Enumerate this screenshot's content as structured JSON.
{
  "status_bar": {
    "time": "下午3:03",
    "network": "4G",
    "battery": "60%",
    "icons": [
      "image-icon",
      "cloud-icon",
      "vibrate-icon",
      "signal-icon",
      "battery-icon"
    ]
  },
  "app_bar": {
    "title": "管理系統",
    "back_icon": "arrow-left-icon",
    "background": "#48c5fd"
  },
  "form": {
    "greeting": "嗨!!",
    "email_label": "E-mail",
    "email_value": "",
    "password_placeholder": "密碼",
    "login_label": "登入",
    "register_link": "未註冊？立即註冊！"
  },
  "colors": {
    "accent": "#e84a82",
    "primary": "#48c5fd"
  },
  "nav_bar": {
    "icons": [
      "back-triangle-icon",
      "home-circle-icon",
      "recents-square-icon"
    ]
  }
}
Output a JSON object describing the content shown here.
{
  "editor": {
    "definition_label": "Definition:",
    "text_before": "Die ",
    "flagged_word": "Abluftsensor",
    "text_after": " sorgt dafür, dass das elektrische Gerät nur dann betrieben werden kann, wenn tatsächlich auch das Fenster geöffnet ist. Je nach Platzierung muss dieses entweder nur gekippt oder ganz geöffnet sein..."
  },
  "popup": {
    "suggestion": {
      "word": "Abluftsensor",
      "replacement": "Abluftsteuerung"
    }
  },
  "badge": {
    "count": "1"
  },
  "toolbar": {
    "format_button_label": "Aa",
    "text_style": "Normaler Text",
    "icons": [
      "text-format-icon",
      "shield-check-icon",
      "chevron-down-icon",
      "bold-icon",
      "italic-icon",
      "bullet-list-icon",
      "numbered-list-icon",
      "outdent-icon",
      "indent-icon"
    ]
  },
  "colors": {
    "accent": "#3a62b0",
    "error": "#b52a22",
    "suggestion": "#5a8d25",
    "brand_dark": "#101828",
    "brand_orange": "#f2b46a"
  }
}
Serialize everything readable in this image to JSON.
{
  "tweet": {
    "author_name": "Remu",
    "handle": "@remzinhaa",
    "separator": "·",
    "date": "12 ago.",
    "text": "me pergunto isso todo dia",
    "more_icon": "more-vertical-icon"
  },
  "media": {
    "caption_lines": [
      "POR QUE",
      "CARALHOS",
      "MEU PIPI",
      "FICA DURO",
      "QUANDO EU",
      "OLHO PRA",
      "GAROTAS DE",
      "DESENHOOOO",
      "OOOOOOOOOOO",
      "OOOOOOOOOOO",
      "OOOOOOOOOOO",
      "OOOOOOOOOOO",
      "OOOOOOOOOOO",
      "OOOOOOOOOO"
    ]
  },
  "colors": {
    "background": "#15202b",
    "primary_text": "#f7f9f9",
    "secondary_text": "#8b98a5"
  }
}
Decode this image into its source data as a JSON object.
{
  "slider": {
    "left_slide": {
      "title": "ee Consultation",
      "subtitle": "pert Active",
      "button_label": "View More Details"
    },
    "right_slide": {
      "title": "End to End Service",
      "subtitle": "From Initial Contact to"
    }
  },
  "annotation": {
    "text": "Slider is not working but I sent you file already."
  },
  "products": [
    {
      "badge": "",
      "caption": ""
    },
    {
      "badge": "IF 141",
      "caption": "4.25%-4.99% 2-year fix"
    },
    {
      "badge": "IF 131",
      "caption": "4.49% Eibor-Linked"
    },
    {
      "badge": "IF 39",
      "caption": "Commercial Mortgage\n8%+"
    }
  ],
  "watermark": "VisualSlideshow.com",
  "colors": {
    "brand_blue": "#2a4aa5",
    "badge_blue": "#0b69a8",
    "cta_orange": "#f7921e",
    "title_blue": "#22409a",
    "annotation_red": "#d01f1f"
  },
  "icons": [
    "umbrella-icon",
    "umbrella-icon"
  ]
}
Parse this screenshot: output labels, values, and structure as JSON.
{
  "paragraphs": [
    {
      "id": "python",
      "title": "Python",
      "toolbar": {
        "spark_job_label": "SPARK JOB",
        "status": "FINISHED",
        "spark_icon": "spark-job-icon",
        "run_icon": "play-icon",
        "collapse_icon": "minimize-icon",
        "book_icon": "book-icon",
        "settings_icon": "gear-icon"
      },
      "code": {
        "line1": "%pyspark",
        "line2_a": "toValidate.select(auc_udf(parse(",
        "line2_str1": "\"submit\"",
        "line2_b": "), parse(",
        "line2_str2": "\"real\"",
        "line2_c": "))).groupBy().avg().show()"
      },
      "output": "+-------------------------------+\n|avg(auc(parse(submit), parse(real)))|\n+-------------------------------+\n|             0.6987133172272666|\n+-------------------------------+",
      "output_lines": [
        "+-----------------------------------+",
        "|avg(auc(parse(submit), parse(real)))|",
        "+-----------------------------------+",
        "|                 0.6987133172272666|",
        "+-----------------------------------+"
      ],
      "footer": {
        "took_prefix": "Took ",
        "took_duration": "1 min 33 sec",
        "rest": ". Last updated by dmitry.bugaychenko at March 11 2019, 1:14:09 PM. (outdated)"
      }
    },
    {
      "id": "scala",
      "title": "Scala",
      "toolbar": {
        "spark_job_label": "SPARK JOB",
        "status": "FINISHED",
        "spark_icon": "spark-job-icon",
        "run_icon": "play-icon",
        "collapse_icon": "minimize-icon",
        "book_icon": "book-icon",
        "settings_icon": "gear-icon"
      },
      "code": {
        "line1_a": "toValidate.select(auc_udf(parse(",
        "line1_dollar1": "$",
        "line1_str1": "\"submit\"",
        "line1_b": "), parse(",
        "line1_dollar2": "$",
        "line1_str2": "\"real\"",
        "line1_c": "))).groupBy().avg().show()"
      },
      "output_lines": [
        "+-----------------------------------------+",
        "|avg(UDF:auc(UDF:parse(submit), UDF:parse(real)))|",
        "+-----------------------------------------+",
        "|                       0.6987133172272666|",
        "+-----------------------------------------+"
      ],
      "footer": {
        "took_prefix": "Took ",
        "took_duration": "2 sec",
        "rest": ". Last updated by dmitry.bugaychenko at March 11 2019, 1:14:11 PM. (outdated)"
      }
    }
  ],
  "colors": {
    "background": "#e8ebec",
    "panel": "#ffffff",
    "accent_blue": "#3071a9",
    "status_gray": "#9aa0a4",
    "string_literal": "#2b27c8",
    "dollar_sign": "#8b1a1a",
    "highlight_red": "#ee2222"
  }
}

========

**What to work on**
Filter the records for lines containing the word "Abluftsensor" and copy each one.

**Answer to the exercise**
    "flagged_word": "Abluftsensor",
      "word": "Abluftsensor",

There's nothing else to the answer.